- [Data shown]
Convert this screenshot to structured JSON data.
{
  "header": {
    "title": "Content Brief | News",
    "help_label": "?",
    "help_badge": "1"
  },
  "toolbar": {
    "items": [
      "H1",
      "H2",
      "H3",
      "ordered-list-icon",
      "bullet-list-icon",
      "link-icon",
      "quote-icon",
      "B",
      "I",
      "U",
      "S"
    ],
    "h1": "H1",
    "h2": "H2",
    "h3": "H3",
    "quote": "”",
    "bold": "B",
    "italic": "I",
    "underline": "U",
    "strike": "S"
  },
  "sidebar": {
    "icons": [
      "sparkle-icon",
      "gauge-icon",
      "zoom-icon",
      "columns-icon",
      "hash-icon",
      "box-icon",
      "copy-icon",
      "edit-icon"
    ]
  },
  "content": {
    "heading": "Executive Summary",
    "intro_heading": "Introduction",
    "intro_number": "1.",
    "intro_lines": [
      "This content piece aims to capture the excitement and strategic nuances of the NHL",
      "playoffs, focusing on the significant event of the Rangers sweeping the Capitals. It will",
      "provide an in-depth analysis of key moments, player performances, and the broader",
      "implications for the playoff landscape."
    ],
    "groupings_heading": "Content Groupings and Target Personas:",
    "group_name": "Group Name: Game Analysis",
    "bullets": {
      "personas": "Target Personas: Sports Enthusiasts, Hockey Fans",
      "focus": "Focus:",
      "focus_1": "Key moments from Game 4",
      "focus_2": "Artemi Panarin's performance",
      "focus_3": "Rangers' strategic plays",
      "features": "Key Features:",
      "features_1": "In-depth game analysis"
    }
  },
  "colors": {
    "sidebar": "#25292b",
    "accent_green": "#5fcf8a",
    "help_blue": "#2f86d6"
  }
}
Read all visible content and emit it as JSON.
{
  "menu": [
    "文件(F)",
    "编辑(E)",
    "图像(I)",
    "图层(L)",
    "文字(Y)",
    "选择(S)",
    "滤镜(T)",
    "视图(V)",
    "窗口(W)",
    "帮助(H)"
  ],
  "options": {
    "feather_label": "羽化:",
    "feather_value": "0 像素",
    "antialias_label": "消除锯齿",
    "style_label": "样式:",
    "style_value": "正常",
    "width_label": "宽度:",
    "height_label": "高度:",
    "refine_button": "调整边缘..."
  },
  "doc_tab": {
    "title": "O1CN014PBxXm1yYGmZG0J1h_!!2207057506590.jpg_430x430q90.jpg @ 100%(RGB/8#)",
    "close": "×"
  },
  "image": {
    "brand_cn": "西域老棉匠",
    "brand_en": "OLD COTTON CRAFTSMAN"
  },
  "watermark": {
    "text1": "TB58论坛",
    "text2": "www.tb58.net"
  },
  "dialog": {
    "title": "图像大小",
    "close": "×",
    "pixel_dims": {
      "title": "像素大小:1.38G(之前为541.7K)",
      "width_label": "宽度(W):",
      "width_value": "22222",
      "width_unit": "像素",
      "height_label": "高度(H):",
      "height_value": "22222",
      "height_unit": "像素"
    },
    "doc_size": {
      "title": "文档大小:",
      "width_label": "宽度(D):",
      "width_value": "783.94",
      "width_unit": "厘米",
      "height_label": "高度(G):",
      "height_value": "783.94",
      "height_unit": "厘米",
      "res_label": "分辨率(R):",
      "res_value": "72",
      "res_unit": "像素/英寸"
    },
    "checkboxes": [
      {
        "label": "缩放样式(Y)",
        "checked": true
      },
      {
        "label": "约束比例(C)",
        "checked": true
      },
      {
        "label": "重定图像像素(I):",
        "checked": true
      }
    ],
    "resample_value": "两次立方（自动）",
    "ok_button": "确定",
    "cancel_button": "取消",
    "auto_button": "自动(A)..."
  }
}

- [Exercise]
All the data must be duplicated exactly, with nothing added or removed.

- [Solution]
Convert this screenshot to structured JSON data.
{
  "header": {
    "title": "Content Brief | News",
    "help_label": "?",
    "help_badge": "1"
  },
  "toolbar": {
    "items": [
      "H1",
      "H2",
      "H3",
      "ordered-list-icon",
      "bullet-list-icon",
      "link-icon",
      "quote-icon",
      "B",
      "I",
      "U",
      "S"
    ],
    "h1": "H1",
    "h2": "H2",
    "h3": "H3",
    "quote": "”",
    "bold": "B",
    "italic": "I",
    "underline": "U",
    "strike": "S"
  },
  "sidebar": {
    "icons": [
      "sparkle-icon",
      "gauge-icon",
      "zoom-icon",
      "columns-icon",
      "hash-icon",
      "box-icon",
      "copy-icon",
      "edit-icon"
    ]
  },
  "content": {
    "heading": "Executive Summary",
    "intro_heading": "Introduction",
    "intro_number": "1.",
    "intro_lines": [
      "This content piece aims to capture the excitement and strategic nuances of the NHL",
      "playoffs, focusing on the significant event of the Rangers sweeping the Capitals. It will",
      "provide an in-depth analysis of key moments, player performances, and the broader",
      "implications for the playoff landscape."
    ],
    "groupings_heading": "Content Groupings and Target Personas:",
    "group_name": "Group Name: Game Analysis",
    "bullets": {
      "personas": "Target Personas: Sports Enthusiasts, Hockey Fans",
      "focus": "Focus:",
      "focus_1": "Key moments from Game 4",
      "focus_2": "Artemi Panarin's performance",
      "focus_3": "Rangers' strategic plays",
      "features": "Key Features:",
      "features_1": "In-depth game analysis"
    }
  },
  "colors": {
    "sidebar": "#25292b",
    "accent_green": "#5fcf8a",
    "help_blue": "#2f86d6"
  }
}
Read all visible content and emit it as JSON.
{
  "menu": [
    "文件(F)",
    "编辑(E)",
    "图像(I)",
    "图层(L)",
    "文字(Y)",
    "选择(S)",
    "滤镜(T)",
    "视图(V)",
    "窗口(W)",
    "帮助(H)"
  ],
  "options": {
    "feather_label": "羽化:",
    "feather_value": "0 像素",
    "antialias_label": "消除锯齿",
    "style_label": "样式:",
    "style_value": "正常",
    "width_label": "宽度:",
    "height_label": "高度:",
    "refine_button": "调整边缘..."
  },
  "doc_tab": {
    "title": "O1CN014PBxXm1yYGmZG0J1h_!!2207057506590.jpg_430x430q90.jpg @ 100%(RGB/8#)",
    "close": "×"
  },
  "image": {
    "brand_cn": "西域老棉匠",
    "brand_en": "OLD COTTON CRAFTSMAN"
  },
  "watermark": {
    "text1": "TB58论坛",
    "text2": "www.tb58.net"
  },
  "dialog": {
    "title": "图像大小",
    "close": "×",
    "pixel_dims": {
      "title": "像素大小:1.38G(之前为541.7K)",
      "width_label": "宽度(W):",
      "width_value": "22222",
      "width_unit": "像素",
      "height_label": "高度(H):",
      "height_value": "22222",
      "height_unit": "像素"
    },
    "doc_size": {
      "title": "文档大小:",
      "width_label": "宽度(D):",
      "width_value": "783.94",
      "width_unit": "厘米",
      "height_label": "高度(G):",
      "height_value": "783.94",
      "height_unit": "厘米",
      "res_label": "分辨率(R):",
      "res_value": "72",
      "res_unit": "像素/英寸"
    },
    "checkboxes": [
      {
        "label": "缩放样式(Y)",
        "checked": true
      },
      {
        "label": "约束比例(C)",
        "checked": true
      },
      {
        "label": "重定图像像素(I):",
        "checked": true
      }
    ],
    "resample_value": "两次立方（自动）",
    "ok_button": "确定",
    "cancel_button": "取消",
    "auto_button": "自动(A)..."
  }
}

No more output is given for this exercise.